> Directions for this task: The records that follow must be repeated exactly, except for their pictures.
┌──
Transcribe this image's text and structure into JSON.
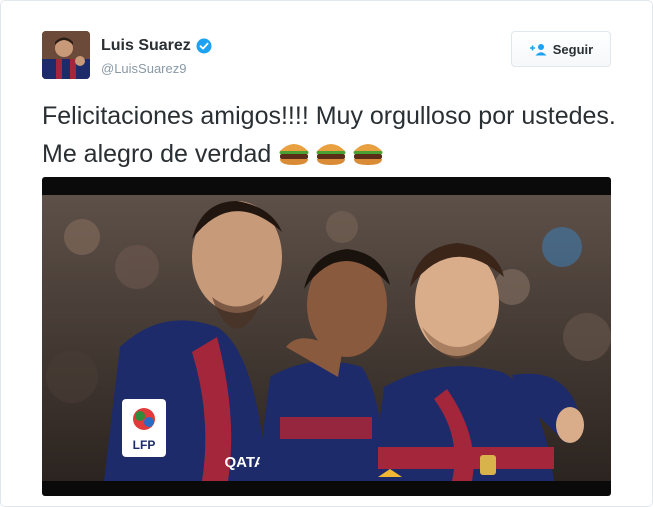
{
  "tweet": {
    "author_name": "Luis Suarez",
    "author_handle": "@LuisSuarez9",
    "follow_label": "Seguir",
    "text": "Felicitaciones amigos!!!! Muy orgulloso por ustedes. Me alegro de verdad",
    "emoji": [
      "hamburger",
      "hamburger",
      "hamburger"
    ],
    "media": {
      "badge_text": "LFP",
      "jersey_text": "QATAR"
    }
  },
  "colors": {
    "verified": "#1da1f2",
    "follow_icon": "#1da1f2",
    "jersey_blue": "#1d2b6b",
    "jersey_red": "#a4263a"
  },
  "icons": {
    "verified": "verified-badge-icon",
    "follow": "add-user-icon",
    "emoji": "hamburger-emoji-icon"
  }
}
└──
> Output:
Transcribe this image's text and structure into JSON.
{
  "tweet": {
    "author_name": "Luis Suarez",
    "author_handle": "@LuisSuarez9",
    "follow_label": "Seguir",
    "text": "Felicitaciones amigos!!!! Muy orgulloso por ustedes. Me alegro de verdad",
    "emoji": [
      "hamburger",
      "hamburger",
      "hamburger"
    ],
    "media": {
      "badge_text": "LFP",
      "jersey_text": "QATAR"
    }
  },
  "colors": {
    "verified": "#1da1f2",
    "follow_icon": "#1da1f2",
    "jersey_blue": "#1d2b6b",
    "jersey_red": "#a4263a"
  },
  "icons": {
    "verified": "verified-badge-icon",
    "follow": "add-user-icon",
    "emoji": "hamburger-emoji-icon"
  }
}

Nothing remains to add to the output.